    [For more on this extraordinary Gospel, see Elaine Pagel's book, Beyond Belief].  No wonder organized religions reject those ideas–the writer of that Gospel made it clear that regular folks don't need demogogues like Falwell. We are each vessels of whatever it is that came before us.

    One other thing . . . Our silence in the face of the pompous meddling that Falwell promoted–the fact that he thought he had a God-given right to invade the privacy and liberty of others–reminds me of the writings of Sam Harris. I agree with Harris that religious moderates do give cover to the religious zealots.  See here and here. Many moderates are not comfortable with the vigorous exchange of ideas about Falwell's God lest maybe the media starts shining a light on their own unsubstantiated, though, admittedly somewhat less literal beliefs. Who wants the meda really looking into their own claim that a virgin had a baby? If the media ever cut loose and explored this issue, people who believe in virgin birth would become laughingstocks.

    Live and let live is how the religous moderates have often preferred it. But maybe those days are waning. Maybe more religious moderates will someday admit that their miraculous stories are, literally speaking, outlandish and that there is no need to believe them as facts in order to form a club that does good works for the community.

    If more religous moderates can just get to that point, maybe we will see a news media that will pelt the next Falwell with tomatoes when he or she announces that he/she speaks for God and that he/she knows better how to run your life than you do.

  2. Jason Rayl says:

    What should we have said?

    Well, after listening to the list of things such folks don't like, we might start with a simple: "So? And your point is?"

  3. Vicki Baker says:

    My conscience is clear. While you guys were voting for Reagan, I was dancing to "We Don't Need This Fascist Groove Thang" with Catholic liberation theologians…

    I think what powered Falwell was the general backlash against the 60's – and middle class political moderates who voted for Reagan because he promised lower taxes and the return of American "greatness" after Vietnam. So the unholy alliance of theo-cons and neo-cons was born.

    The religious moderate human shield thing is still bogus. If you feel compelled to tell people that their beliefs are nonsensical, but can't bring yourself to when the people in question are nice and friendly, well… to be blunt, that's your problem.

    If on the other hand, you want to advocate for a vigorous adherence to the non-establishment clause and a strong science curriculum, the usual avenues of political and community organizing are still available last I checked.

  4. grumpypilgrim says:

    Falwell has been dead a long time…it has just taken several years for his corporeal body to catch up with the rest of him.

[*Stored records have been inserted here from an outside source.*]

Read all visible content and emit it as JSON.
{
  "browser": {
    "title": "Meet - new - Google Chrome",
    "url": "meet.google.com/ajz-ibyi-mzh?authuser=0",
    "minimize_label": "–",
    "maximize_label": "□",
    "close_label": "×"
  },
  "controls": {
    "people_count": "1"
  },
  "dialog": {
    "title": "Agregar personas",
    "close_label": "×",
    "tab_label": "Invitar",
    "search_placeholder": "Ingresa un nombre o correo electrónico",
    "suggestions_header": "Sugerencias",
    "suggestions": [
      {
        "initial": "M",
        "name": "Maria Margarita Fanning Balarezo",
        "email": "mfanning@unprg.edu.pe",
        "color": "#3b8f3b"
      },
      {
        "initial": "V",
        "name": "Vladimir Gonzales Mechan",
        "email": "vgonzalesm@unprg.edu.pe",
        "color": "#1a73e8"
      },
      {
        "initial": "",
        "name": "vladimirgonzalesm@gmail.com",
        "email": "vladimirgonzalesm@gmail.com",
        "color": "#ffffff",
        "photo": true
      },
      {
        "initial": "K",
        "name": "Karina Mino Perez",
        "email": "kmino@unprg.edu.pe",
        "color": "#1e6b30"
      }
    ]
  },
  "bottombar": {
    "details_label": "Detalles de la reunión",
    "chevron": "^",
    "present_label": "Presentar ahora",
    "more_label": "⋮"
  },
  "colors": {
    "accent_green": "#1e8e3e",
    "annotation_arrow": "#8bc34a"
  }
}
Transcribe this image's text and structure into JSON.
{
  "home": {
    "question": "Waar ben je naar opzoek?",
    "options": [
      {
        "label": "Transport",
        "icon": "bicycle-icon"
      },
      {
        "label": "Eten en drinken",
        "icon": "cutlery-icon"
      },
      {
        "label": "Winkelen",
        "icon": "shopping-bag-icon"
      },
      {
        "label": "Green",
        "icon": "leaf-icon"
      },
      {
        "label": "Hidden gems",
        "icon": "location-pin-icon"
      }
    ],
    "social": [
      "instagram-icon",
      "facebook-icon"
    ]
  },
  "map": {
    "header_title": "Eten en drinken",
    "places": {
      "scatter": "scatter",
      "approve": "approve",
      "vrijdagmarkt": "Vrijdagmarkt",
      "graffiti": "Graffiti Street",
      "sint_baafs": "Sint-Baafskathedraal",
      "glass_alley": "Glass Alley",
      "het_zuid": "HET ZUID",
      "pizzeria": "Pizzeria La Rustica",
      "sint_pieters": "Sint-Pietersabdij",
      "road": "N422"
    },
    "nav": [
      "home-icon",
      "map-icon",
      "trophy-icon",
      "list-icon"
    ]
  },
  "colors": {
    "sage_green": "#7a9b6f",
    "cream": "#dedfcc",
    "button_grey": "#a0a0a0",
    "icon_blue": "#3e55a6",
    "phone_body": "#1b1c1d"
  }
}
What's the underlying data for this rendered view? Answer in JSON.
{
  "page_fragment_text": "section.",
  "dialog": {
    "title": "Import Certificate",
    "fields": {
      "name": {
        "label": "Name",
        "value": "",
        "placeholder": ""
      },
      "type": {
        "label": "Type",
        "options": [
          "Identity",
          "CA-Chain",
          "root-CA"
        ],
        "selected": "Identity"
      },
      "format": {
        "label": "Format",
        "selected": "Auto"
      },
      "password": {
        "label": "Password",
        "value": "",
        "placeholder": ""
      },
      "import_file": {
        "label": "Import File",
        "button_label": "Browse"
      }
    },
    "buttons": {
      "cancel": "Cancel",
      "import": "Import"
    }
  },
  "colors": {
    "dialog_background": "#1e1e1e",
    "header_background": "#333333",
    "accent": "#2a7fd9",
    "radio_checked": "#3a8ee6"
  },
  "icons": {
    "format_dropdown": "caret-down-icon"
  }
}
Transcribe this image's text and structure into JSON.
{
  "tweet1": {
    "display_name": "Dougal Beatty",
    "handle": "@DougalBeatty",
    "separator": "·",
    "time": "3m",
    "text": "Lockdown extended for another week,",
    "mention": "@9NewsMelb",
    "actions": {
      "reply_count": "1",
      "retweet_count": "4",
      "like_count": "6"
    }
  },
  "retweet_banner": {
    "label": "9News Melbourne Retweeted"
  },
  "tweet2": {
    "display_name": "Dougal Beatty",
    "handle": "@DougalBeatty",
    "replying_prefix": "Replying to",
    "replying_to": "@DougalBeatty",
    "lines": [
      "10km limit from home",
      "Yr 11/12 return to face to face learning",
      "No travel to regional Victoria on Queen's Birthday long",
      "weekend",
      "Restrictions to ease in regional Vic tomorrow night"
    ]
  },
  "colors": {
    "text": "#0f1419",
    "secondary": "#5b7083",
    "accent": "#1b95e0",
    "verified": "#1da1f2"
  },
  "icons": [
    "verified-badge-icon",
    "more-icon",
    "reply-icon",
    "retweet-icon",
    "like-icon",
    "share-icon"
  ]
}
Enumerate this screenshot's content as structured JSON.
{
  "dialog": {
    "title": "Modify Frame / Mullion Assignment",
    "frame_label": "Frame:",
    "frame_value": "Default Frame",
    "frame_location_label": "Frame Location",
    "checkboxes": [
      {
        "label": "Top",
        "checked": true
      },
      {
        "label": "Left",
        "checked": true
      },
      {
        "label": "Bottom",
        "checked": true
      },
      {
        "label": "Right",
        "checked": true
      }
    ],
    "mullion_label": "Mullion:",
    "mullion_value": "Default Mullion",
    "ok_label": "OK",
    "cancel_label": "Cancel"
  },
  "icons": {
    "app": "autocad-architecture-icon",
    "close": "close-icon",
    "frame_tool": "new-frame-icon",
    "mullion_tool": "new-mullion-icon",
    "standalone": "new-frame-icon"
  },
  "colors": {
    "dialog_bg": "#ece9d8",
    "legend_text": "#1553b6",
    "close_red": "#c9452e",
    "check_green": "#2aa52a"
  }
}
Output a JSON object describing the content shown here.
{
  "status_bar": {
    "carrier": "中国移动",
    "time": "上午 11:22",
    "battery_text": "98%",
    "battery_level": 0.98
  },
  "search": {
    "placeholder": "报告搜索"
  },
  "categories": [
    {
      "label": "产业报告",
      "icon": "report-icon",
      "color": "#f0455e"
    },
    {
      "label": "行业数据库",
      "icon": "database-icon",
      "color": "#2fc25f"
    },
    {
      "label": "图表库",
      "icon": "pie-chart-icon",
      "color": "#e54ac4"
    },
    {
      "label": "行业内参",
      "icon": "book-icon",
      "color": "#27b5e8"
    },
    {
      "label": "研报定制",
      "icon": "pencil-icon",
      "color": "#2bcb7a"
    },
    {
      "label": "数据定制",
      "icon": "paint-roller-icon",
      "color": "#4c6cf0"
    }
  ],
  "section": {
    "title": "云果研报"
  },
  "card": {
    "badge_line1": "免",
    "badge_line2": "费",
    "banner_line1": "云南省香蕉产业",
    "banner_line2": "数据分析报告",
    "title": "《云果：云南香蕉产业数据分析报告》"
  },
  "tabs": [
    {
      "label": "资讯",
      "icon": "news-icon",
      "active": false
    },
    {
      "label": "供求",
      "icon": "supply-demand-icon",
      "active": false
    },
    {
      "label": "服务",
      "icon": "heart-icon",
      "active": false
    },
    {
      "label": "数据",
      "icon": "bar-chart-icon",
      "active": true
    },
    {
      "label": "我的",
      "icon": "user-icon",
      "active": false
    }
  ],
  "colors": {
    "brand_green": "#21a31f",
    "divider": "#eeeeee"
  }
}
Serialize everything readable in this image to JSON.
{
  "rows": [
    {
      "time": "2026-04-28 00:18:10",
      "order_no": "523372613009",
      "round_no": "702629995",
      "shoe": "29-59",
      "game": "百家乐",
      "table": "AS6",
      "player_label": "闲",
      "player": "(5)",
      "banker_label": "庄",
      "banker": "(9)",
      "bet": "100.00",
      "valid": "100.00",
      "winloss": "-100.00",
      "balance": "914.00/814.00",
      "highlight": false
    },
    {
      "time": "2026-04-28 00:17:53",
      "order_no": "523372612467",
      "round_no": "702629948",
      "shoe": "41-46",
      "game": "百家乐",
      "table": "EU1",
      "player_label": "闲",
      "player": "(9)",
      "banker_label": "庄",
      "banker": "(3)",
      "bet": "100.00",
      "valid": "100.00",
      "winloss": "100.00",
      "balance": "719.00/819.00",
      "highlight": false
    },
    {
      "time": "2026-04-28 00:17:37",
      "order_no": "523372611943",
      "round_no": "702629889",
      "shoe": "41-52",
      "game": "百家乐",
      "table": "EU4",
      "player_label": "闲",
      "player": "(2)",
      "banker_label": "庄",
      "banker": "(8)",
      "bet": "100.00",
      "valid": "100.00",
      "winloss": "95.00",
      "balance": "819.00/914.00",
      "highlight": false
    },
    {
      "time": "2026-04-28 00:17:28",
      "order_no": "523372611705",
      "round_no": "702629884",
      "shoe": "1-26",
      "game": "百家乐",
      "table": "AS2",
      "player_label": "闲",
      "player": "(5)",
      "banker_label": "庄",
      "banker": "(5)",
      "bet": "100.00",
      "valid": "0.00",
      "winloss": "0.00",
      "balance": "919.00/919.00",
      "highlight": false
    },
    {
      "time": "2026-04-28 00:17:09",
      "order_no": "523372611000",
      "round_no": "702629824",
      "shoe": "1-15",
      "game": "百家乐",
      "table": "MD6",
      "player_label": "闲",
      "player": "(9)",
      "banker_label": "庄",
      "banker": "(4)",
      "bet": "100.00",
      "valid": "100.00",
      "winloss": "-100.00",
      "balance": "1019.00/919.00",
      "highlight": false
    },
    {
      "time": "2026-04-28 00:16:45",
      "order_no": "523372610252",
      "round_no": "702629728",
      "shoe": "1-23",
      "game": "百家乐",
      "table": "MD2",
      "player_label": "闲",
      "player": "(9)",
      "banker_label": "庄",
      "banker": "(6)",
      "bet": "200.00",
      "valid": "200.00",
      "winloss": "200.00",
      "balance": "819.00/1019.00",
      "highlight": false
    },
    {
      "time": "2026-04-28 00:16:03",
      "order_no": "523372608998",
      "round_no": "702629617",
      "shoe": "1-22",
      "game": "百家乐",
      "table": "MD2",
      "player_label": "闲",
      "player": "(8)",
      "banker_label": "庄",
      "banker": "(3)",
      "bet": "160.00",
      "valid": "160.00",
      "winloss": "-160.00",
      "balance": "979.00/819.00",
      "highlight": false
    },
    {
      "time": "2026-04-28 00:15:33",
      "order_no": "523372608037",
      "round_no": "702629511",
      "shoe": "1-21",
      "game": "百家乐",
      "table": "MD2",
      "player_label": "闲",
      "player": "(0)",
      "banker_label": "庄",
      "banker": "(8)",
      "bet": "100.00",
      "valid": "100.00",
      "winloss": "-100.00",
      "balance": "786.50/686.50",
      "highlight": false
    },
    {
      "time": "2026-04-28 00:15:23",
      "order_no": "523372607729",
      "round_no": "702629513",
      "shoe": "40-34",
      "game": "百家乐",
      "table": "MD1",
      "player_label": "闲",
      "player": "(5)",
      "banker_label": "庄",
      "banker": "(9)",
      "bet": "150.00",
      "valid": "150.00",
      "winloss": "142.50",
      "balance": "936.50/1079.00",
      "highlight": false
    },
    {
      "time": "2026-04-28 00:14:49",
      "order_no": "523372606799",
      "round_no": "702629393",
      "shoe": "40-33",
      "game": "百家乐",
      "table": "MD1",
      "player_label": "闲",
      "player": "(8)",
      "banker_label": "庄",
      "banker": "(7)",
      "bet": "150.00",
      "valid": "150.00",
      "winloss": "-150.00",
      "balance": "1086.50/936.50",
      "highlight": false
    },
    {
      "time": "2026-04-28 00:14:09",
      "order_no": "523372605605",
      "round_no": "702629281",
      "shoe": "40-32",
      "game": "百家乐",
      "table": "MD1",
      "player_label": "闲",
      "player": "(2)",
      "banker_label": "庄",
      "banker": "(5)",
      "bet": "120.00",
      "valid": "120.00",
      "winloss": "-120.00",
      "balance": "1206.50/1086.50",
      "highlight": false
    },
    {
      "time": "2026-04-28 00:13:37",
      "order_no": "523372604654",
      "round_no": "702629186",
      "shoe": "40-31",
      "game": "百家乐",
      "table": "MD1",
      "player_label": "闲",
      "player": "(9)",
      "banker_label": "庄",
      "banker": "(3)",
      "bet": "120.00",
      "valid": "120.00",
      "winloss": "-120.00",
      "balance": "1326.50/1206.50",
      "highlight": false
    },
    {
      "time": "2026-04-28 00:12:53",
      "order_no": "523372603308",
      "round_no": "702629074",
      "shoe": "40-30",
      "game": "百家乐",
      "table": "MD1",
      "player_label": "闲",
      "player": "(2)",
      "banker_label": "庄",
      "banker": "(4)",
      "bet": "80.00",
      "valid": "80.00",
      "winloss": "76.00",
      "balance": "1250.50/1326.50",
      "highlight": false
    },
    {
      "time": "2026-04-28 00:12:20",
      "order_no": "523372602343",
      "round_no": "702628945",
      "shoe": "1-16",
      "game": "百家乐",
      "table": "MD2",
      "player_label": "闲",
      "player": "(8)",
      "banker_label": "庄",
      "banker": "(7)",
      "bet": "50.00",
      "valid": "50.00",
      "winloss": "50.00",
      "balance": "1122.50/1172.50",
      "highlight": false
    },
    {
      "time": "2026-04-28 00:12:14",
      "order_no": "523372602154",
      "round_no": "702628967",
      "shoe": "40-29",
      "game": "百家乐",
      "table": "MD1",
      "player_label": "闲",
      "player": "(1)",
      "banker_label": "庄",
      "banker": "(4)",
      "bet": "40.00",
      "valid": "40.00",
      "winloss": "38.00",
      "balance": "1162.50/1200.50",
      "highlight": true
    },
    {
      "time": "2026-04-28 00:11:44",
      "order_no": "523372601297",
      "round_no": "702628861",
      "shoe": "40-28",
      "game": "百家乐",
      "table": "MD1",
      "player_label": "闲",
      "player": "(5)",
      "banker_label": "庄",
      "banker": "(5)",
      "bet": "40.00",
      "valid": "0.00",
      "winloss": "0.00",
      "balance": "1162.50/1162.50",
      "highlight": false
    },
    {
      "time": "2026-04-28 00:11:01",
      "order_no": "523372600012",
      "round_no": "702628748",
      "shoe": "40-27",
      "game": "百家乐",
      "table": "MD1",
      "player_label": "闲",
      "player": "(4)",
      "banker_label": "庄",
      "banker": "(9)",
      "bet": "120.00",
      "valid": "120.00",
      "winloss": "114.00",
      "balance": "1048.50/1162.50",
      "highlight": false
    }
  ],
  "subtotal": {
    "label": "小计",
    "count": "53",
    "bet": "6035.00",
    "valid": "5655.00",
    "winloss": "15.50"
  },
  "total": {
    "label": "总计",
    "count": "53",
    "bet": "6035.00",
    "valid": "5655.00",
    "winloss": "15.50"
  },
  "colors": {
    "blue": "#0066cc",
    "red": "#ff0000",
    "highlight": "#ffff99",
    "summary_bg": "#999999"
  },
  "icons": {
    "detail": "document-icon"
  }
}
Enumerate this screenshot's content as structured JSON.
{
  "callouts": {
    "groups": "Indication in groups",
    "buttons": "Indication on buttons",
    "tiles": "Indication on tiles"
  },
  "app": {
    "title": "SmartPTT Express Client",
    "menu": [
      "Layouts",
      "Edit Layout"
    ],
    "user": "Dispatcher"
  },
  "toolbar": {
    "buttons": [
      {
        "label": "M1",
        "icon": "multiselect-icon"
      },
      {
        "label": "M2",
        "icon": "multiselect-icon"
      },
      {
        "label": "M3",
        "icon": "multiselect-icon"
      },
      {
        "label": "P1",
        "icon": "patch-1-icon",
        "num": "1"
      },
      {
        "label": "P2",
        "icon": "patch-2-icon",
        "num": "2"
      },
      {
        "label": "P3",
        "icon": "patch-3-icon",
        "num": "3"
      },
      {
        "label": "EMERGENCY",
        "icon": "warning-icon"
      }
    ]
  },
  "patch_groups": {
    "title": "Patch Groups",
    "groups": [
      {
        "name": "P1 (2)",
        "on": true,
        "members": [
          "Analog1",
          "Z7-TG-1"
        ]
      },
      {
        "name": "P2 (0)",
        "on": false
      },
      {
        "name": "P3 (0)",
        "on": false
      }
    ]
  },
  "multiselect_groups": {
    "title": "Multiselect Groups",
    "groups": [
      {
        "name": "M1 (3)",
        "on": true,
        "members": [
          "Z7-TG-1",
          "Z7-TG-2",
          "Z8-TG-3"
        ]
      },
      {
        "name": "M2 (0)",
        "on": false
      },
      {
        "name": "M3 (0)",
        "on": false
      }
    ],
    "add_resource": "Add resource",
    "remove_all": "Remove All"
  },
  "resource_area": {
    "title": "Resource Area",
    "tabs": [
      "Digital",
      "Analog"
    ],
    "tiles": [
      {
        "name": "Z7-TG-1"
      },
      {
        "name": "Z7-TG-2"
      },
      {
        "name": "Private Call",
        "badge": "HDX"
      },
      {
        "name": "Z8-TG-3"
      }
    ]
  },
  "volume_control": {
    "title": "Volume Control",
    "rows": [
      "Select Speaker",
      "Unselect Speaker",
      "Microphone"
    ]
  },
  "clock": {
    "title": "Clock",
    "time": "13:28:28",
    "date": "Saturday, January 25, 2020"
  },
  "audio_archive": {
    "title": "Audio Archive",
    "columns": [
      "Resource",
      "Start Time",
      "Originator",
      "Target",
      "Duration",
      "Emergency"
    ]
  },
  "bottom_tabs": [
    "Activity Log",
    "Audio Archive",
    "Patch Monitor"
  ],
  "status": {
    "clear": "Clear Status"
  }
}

    Reacted like children? Excluding George Bush, Falwell arguably did more to promote homophobia, disrespect for science, demonization of abortion, the destruction of our Constitution (especially the conjoining of church and state), global warming, the spread of AIDS, etc., than anyone else in the past quarter century. He built his empire by tapping into other peoples' hatred and giving it a voice. He was a sanctimonious, pontificating, self-promoting bigot…a religious weapon-of-mass-destruction.

  5. Vicki Baker says:

    Our paper had a local angle on the Falwell story today. Rev. Mel White, a Santa Cruz native, ghostwrote Falwell's autobiography. He broke with Falwell when he came out and then:

    In 2001, when Falwell essentially blamed gays and liberals for the Sept. 11 attacks, White and his partner decided to move into a house across from Falwell's church in Lynchburg, Va. The pair attended Falwell's services, standing up in protest whenever he would slight gays in his sermons. White called Falwell "the face of homophobia in America"


Leave a Reply